Sunday, April 11, 2021
I just wanted to share some great news about one of the bills (SB 5164) that our state’s (Washington) Congress passed and how it affected a man I know called “All Day,” who happens to live directly above me.
People call him All Day because he is doing Life Without Parole (LWOP). He’s a three-striker, meaning if you commit three different strikable crimes/offenses then Washington state law says you’re never leaving this place. All Day is a 46 y/o black man, and he’s been locked up for about 14 years.
Well, I was trying to help All Day convince the Seattle Clemency Project to take up his case for clemency with Governor Jay Inslee but they kept rejecting his case saying he’s not a viable candidate at this time. Clemency is basically a conditional pardoning of someone by the Governor.
One of All Day’s past crimes was a second degree robbery, which the state Congress had previously removed as a strikeable offense but didn’t allow it to apply to guys already in prison who were time-barred. This was grossly unfair.
But recently, in light of racial and social equity movements, Congress decided to take up the issue again. All Day, who’s not keen on law (obviously) and looks at it skeptically, wasn’t even aware that Congress was working on passing SB 5164 to fully remove second degree robbery from the strikeable offense list – and make it apply retroactively.
I caught up with All Day to let him know about SB 5164. Having been let down many times before, he wasn’t too hopeful. But I told him I’ll track the bill for him and monitor its progress through both chambers of Congress. He was appreciative.
To the surprise of several prisoners, Congress recently passed SB 5164 and made it apply retroactively to All Day and others also charged with second degree robbery! I showed All Day the bill and explained it to him, and then I found another guy and worked with him to figure out All Day’s offender score, which determines how much time he’d have to serve based on a set of sentencing grid calculations.
We figured out that All Day will actually be going home when he’s resentenced according to the Bill, i.e., when it’s signed into law by Governor Inslee and goes into effect 90 days thereafter.
The prosecutor will then petition the court to bring All Day into court to adjust his crime and then resentence him to a period of time that is shorter than the amount of time he has already served.
In short (pun intended), All Day will be a free man soon!
I, too, was waiting on a law to pass that could have resulted in my early release, as well as many others. But unfortunately it didn’t get passed out of the House Appropriations Committee.
Nonetheless, I’ve served the bulk of my sentence and will be released next April. I just feel bad that there are so many others who really needed HB 1282 to pass for them.
That’s the nature of our broken criminal justice system. Sometimes it works to the advantage of some, and to the disadvantage of others.
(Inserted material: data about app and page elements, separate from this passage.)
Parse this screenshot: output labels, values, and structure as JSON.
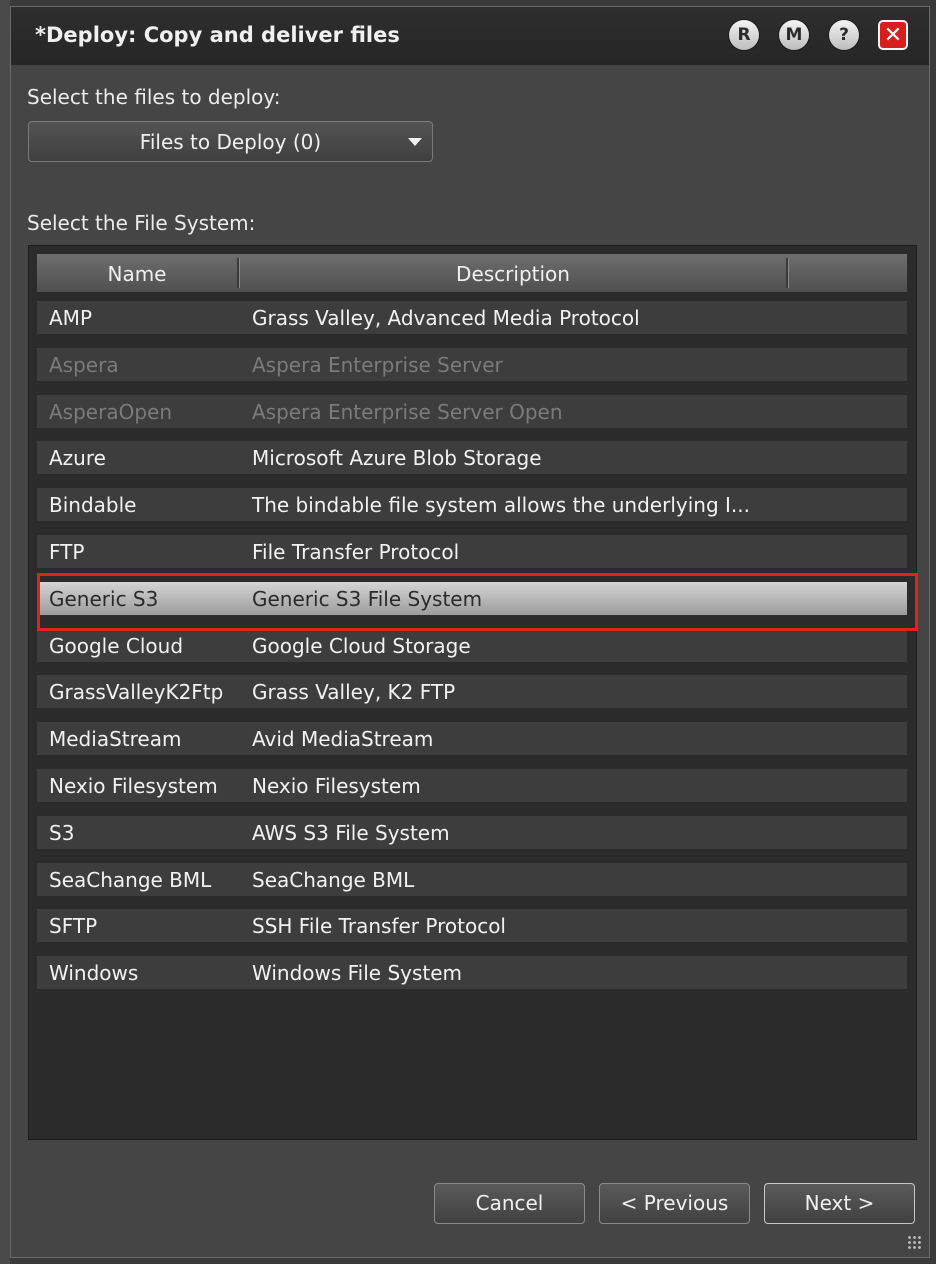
{
  "dialog": {
    "title": "*Deploy: Copy and deliver files",
    "title_buttons": [
      "R",
      "M",
      "?"
    ],
    "close_glyph": "✕"
  },
  "files_section": {
    "label": "Select the files to deploy:",
    "dropdown_value": "Files to Deploy (0)"
  },
  "fs_section": {
    "label": "Select the File System:",
    "columns": [
      "Name",
      "Description",
      ""
    ],
    "rows": [
      {
        "name": "AMP",
        "description": "Grass Valley, Advanced Media Protocol",
        "state": "normal"
      },
      {
        "name": "Aspera",
        "description": "Aspera Enterprise Server",
        "state": "disabled"
      },
      {
        "name": "AsperaOpen",
        "description": "Aspera Enterprise Server Open",
        "state": "disabled"
      },
      {
        "name": "Azure",
        "description": "Microsoft Azure Blob Storage",
        "state": "normal"
      },
      {
        "name": "Bindable",
        "description": "The bindable file system allows the underlying I...",
        "state": "normal"
      },
      {
        "name": "FTP",
        "description": "File Transfer Protocol",
        "state": "normal"
      },
      {
        "name": "Generic S3",
        "description": "Generic S3 File System",
        "state": "selected"
      },
      {
        "name": "Google Cloud",
        "description": "Google Cloud Storage",
        "state": "normal"
      },
      {
        "name": "GrassValleyK2Ftp",
        "description": "Grass Valley, K2 FTP",
        "state": "normal"
      },
      {
        "name": "MediaStream",
        "description": "Avid MediaStream",
        "state": "normal"
      },
      {
        "name": "Nexio Filesystem",
        "description": "Nexio Filesystem",
        "state": "normal"
      },
      {
        "name": "S3",
        "description": "AWS S3 File System",
        "state": "normal"
      },
      {
        "name": "SeaChange BML",
        "description": "SeaChange BML",
        "state": "normal"
      },
      {
        "name": "SFTP",
        "description": "SSH File Transfer Protocol",
        "state": "normal"
      },
      {
        "name": "Windows",
        "description": "Windows File System",
        "state": "normal"
      }
    ]
  },
  "footer": {
    "cancel": "Cancel",
    "previous": "< Previous",
    "next": "Next >"
  },
  "colors": {
    "highlight": "#e0241b",
    "close_button": "#d81d1d"
  }
}
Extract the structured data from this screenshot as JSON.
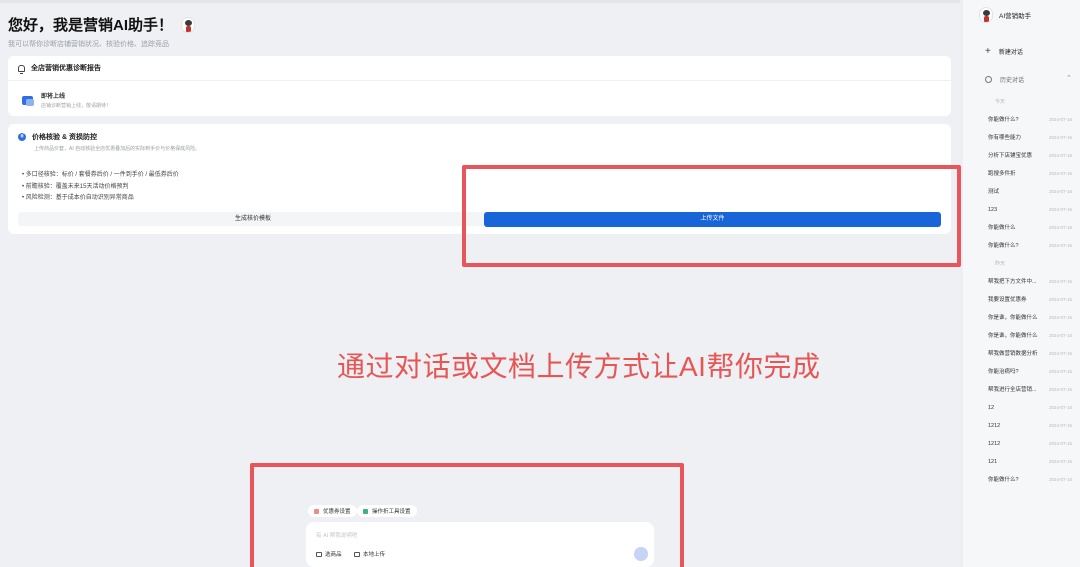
{
  "greeting": {
    "title": "您好，我是营销AI助手！",
    "subtitle": "我可以帮你诊断店铺营销状况、核验价格、追踪竞品"
  },
  "diagnosis_card": {
    "title": "全店营销优惠诊断报告",
    "item_title": "即将上线",
    "item_subtitle": "店铺诊断营销上线，敬请期待！"
  },
  "price_card": {
    "title": "价格核验 & 资损防控",
    "description": "上传商品价套，AI 自动核验全店优惠叠加后的实际到手价与价格保底风险。",
    "bullets": [
      "• 多口径核验：标价 / 套餐券后价 / 一件到手价 / 最低券后价",
      "• 前瞻核验：覆盖未来15天活动价格预判",
      "• 风险检测：基于成本价自动识别异常商品"
    ],
    "generate_button": "生成核价模板",
    "upload_button": "上传文件"
  },
  "caption": "通过对话或文档上传方式让AI帮你完成",
  "composer": {
    "chips": [
      {
        "label": "优惠券设置",
        "color": "#f08a8a"
      },
      {
        "label": "操作折工具设置",
        "color": "#3fb27f"
      }
    ],
    "placeholder": "有 AI 帮我说明吧",
    "tools": [
      "选商品",
      "本地上传"
    ]
  },
  "sidebar": {
    "title": "AI营销助手",
    "new_chat": "新建对话",
    "history": "历史对话",
    "groups": [
      {
        "label": "今天",
        "items": [
          {
            "title": "你能做什么?",
            "date": "2024-07-16"
          },
          {
            "title": "你有哪些能力",
            "date": "2024-07-16"
          },
          {
            "title": "分析下店铺宝优惠",
            "date": "2024-07-16"
          },
          {
            "title": "跑搜多件折",
            "date": "2024-07-16"
          },
          {
            "title": "测试",
            "date": "2024-07-16"
          },
          {
            "title": "123",
            "date": "2024-07-16"
          },
          {
            "title": "你能做什么",
            "date": "2024-07-16"
          },
          {
            "title": "你能做什么?",
            "date": "2024-07-16"
          }
        ]
      },
      {
        "label": "昨天",
        "items": [
          {
            "title": "帮我把下方文件中...",
            "date": "2024-07-15"
          },
          {
            "title": "我要设置优惠券",
            "date": "2024-07-15"
          },
          {
            "title": "你是谁，你能做什么",
            "date": "2024-07-15"
          },
          {
            "title": "你是谁，你能做什么",
            "date": "2024-07-15"
          },
          {
            "title": "帮我做营销数据分析",
            "date": "2024-07-15"
          },
          {
            "title": "你能治病吗?",
            "date": "2024-07-15"
          },
          {
            "title": "帮我进行全店营销...",
            "date": "2024-07-15"
          },
          {
            "title": "12",
            "date": "2024-07-15"
          },
          {
            "title": "1212",
            "date": "2024-07-15"
          },
          {
            "title": "1212",
            "date": "2024-07-15"
          },
          {
            "title": "121",
            "date": "2024-07-15"
          },
          {
            "title": "你能做什么?",
            "date": "2024-07-15"
          }
        ]
      }
    ]
  },
  "colors": {
    "accent": "#1765d8",
    "annotation_red": "#e8555a",
    "caption_red": "#e85555"
  }
}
But the only time it works is when good people stand up and stick their necks out to ensure justice and equity for others.
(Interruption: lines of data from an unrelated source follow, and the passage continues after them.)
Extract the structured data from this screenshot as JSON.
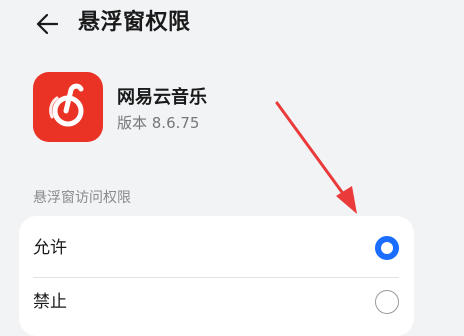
{
  "header": {
    "title": "悬浮窗权限",
    "back_icon": "arrow-left-icon"
  },
  "app": {
    "name": "网易云音乐",
    "version": "版本 8.6.75",
    "icon": "netease-cloud-music-icon",
    "icon_color": "#ea3324"
  },
  "section": {
    "label": "悬浮窗访问权限"
  },
  "options": [
    {
      "label": "允许",
      "selected": true
    },
    {
      "label": "禁止",
      "selected": false
    }
  ],
  "colors": {
    "background": "#f1f3f5",
    "accent": "#1a6dff",
    "annotation_arrow": "#ea3a3a"
  }
}
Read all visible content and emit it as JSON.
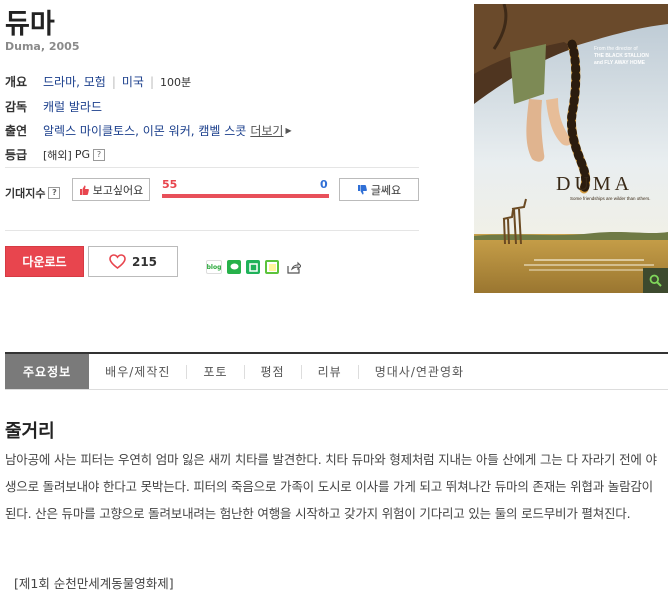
{
  "movie": {
    "title": "듀마",
    "subtitle": "Duma, 2005",
    "overview_label": "개요",
    "genres": "드라마, 모험",
    "country": "미국",
    "runtime": "100분",
    "director_label": "감독",
    "director": "캐럴 발라드",
    "cast_label": "출연",
    "cast": "알렉스 마이클토스, 이몬 워커, 캠벨 스콧",
    "more_label": "더보기",
    "rating_label": "등급",
    "rating_region": "[해외]",
    "rating": "PG"
  },
  "anticipation": {
    "label": "기대지수",
    "like_label": "보고싶어요",
    "dislike_label": "글쎄요",
    "like_count": "55",
    "dislike_count": "0",
    "like_fraction": 1.0
  },
  "actions": {
    "download_label": "다운로드",
    "heart_count": "215"
  },
  "share_icons": [
    "blog-icon",
    "talk-icon",
    "band-icon",
    "line-icon",
    "share-icon"
  ],
  "poster": {
    "tagline_top": "From the director of THE BLACK STALLION and FLY AWAY HOME",
    "title": "DUMA",
    "tagline": "Some friendships are wilder than others."
  },
  "tabs": [
    {
      "label": "주요정보",
      "active": true
    },
    {
      "label": "배우/제작진",
      "active": false
    },
    {
      "label": "포토",
      "active": false
    },
    {
      "label": "평점",
      "active": false
    },
    {
      "label": "리뷰",
      "active": false
    },
    {
      "label": "명대사/연관영화",
      "active": false
    }
  ],
  "synopsis": {
    "title": "줄거리",
    "body": "남아공에 사는 피터는 우연히 엄마 잃은 새끼 치타를 발견한다. 치타 듀마와 형제처럼 지내는 아들 산에게 그는 다 자라기 전에 야생으로 돌려보내야 한다고 못박는다. 피터의 죽음으로 가족이 도시로 이사를 가게 되고 뛰쳐나간 듀마의 존재는 위협과 놀람감이 된다. 산은 듀마를 고향으로 돌려보내려는 험난한 여행을 시작하고 갖가지 위험이 기다리고 있는 둘의 로드무비가 펼쳐진다.",
    "festival": "[제1회 순천만세계동물영화제]"
  },
  "colors": {
    "accent_red": "#e8454e",
    "link_blue": "#1b3f8c",
    "dislike_blue": "#2f6fd6"
  }
}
For now, I’m just glad that Dwight Russ no longer has to be referred to as All Day, which I’m sure you agree was such an ill-fitting nickname.